Friedman stayed with her mother for some time in Auschwitz before being sent to a different part of the camp due to illness. She emphasizes the significance of listening to children and their perspectives throughout this terrible ordeal, as very few children survived Auschwitz. "I was surprised I wasn't killed, and most of the time, there's no explanation," she says. Just a few weeks before the camp was liberated by the Russian army in 1945, Friedman's mother managed to find her and they were together during the liberation. Friedman remembers that she was hoping for food when the Russian troops arrived.
Beyond grateful for people like Tova Friedman, one of the youngest survivors of Auschwitz, and her grandson Aaron. They are using the positive power of social media to share Tova's testimony and educate younger generations about the Shoah. @tovatoks https://t.co/qZyZgXgalN— Jonathan Greenblatt (@JGreenblattADL) April 2, 2023

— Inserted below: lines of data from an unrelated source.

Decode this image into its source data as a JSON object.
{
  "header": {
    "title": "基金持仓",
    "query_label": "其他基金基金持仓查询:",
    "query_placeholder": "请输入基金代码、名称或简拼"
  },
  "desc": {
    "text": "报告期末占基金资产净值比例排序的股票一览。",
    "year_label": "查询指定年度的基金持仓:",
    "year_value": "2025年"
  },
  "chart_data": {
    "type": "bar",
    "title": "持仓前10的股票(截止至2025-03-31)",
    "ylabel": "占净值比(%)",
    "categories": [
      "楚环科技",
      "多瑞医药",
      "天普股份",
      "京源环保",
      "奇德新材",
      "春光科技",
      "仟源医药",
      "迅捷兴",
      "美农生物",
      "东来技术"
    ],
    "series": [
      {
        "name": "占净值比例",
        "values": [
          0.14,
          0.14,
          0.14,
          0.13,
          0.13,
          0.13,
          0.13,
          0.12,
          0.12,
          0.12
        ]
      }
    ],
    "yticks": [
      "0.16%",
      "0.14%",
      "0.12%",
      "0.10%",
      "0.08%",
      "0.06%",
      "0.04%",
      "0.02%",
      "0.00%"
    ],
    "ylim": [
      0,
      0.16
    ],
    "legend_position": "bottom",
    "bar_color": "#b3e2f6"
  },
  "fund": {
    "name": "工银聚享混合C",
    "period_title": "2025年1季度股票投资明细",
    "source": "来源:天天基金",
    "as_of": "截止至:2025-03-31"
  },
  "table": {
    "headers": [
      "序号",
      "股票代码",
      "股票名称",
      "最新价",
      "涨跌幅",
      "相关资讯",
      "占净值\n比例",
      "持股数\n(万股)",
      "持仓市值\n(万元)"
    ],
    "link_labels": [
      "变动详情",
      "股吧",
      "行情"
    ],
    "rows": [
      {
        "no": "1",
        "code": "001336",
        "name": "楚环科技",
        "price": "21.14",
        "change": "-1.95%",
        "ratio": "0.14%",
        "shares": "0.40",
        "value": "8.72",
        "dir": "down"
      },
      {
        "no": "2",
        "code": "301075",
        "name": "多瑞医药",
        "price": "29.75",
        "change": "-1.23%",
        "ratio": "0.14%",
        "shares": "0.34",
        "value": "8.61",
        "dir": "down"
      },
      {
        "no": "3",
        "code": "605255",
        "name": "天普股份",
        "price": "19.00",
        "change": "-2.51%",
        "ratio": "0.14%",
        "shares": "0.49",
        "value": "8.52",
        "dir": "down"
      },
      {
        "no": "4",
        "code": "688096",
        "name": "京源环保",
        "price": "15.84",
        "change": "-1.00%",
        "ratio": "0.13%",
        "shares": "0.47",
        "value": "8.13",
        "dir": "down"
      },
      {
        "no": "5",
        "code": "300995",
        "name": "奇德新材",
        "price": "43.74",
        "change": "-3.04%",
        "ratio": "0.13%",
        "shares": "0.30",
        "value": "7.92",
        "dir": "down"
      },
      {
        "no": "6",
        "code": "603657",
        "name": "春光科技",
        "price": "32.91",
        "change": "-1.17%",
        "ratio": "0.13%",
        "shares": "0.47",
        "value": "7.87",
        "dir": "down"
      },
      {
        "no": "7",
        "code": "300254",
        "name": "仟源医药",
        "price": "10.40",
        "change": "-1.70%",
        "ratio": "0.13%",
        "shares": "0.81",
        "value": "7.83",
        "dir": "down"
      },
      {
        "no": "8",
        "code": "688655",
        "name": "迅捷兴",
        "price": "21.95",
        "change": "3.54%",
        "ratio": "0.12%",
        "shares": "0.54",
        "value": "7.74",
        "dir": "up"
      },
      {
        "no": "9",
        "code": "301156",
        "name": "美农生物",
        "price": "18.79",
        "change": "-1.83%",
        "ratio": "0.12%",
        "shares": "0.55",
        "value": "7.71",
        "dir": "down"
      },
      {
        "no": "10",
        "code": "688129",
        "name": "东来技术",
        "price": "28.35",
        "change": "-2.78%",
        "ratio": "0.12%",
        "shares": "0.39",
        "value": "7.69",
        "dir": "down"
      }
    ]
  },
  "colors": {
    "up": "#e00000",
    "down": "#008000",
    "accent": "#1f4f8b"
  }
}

Friedman explains that during her time in the camp, all she wanted was food. She finds it challenging to convey the various types of hunger to people who have never experienced it. When asked how she felt about God during that time, she responds, "Like a piece of bread. That's all you wanted." Friedman's TikTok followers frequently ask her questions, and many are interested in seeing her tattooed number. Goodman notes that people are intrigued by the tattoo because it is an aspect that has remained intact throughout time and individuals can only see it when they are with a survivor.
Although a doctor offered to remove the tattoo when Friedman first arrived in the United States, she chose to keep it, believing that it serves as a witness to what happened. "I feel as if my number is there to say, 'You think this never happened? Look,'" she says.
Goodman notes that wherever there is a Jewish presence, there is also hate and anti-Semitism. But overall, they have received positive feedback from many people who express gratitude for the opportunity to learn about the Holocaust through Friedman's story. Since launching TovaTok a year ago, Tova and her grandson Aron have spent more time together, including a recent trip to Los Angeles where Tova spoke about her life, book and involvement in a recipe book. The cookbook, "Honey Cake and Latkes: Recipes from the Old World by the Auschwitz-Birkenau Survivors," features two of Tova's family recipes, which are meant to tell "little stories." Proceeds from the cookbook go to support the Auschwitz-Birkenau Memorial Foundation.
Friedman desires to continue sharing her story as long as possible. Goodman, despite his plans to attend college far from his grandmother's residence, wishes to carry on with the project. Friedman believes that the Holocaust is not only her story but a warning about the dangers of hatred and prejudice towards others. She believes that humanity must learn to look within themselves and consider the implications of their actions.